Recent legislation provides that a family member can receive free legal aid or advice at an inquest where it is in the public interest. Given the recent publicity regarding hospital deaths, this provision could become increasingly relevant.

Under the Courts and Civil Law (Miscellaneous Provisions) Act 2013, a family member can apply to the coroner to submit a request to the Legal Aid Board for legal aid or legal advice in certain circumstances. This application must be made before the beginning of the inquest, unless the coroner permits otherwise.

The coroner can make a request if the continuance or recurrence of the circumstances of death would be prejudicial to the health or safety of the public. This could arguably apply to a death due to a systems failure in a hospital. There must also be significant public interest in granting legal aid or advice.
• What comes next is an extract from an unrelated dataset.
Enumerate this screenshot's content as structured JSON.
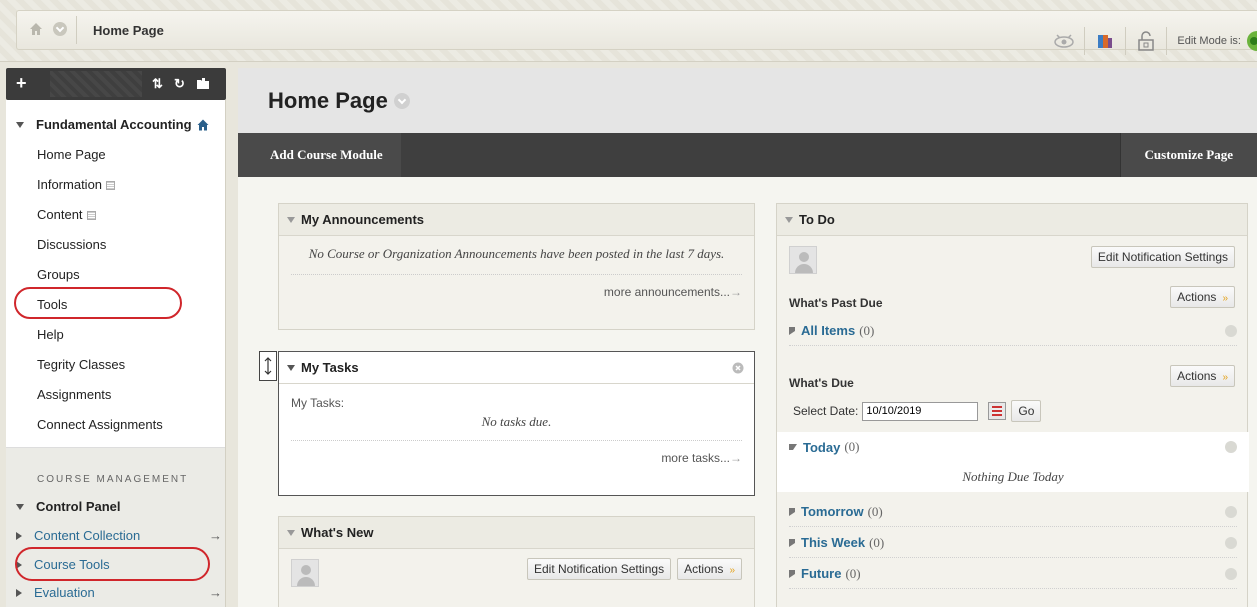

The act also provides for a request for legal aid for next of kin if the death occurred while the deceased was held under state supervision, – for example, if the deceased was at the time of death or immediately before death:

  • in custody in a prison;
  • in service custody;
  • involuntarily detained under the Mental Health Act 2001;
  • detained under the Criminal Law (Insanity) Act 2006;
  • in custody in a remand centre under the Children Act 2001 or in a children detention school; or
  • a child in care.

If legal aid or legal advice is granted by the Legal Aid Board, no further requests can be made by another family member.

If a family member is not granted legal aid at an inquest, he or she could seek to recoup the costs of legal representation in subsequent proceedings. In Courtney v Our Lady's Hospital Crumlin ([2011] 2 IRLM 328) the plaintiff was allowed to recover the costs of legal representation at the inquest of the death of her daughter. The court held that she was a witness of central importance in the inquest. Her choice to be legally represented at the inquest was reasonable because the explanations about her daughter's death were unsatisfactory and potentially in dispute. The costs of legal representation were recoverable under the Civil Liability Act 1961. The court noted that there may be cases where the facts regarding the circumstances of death were fully disclosed before the inquest and not disputed. In such a case, legal representation for the next of kin would be unnecessary.

It remains to be seen whether the Legal Aid Board could recover the costs of providing legal representation at an inquest where damages are awarded in subsequent proceedings.

For further information please contact Rebecca Ryan at Matheson by telephone (+353 1 232 2000), fax (+353 1 232 3333) or email (rebecca.ryan@matheson.com). The Matheson website can be accessed at www.matheson.com.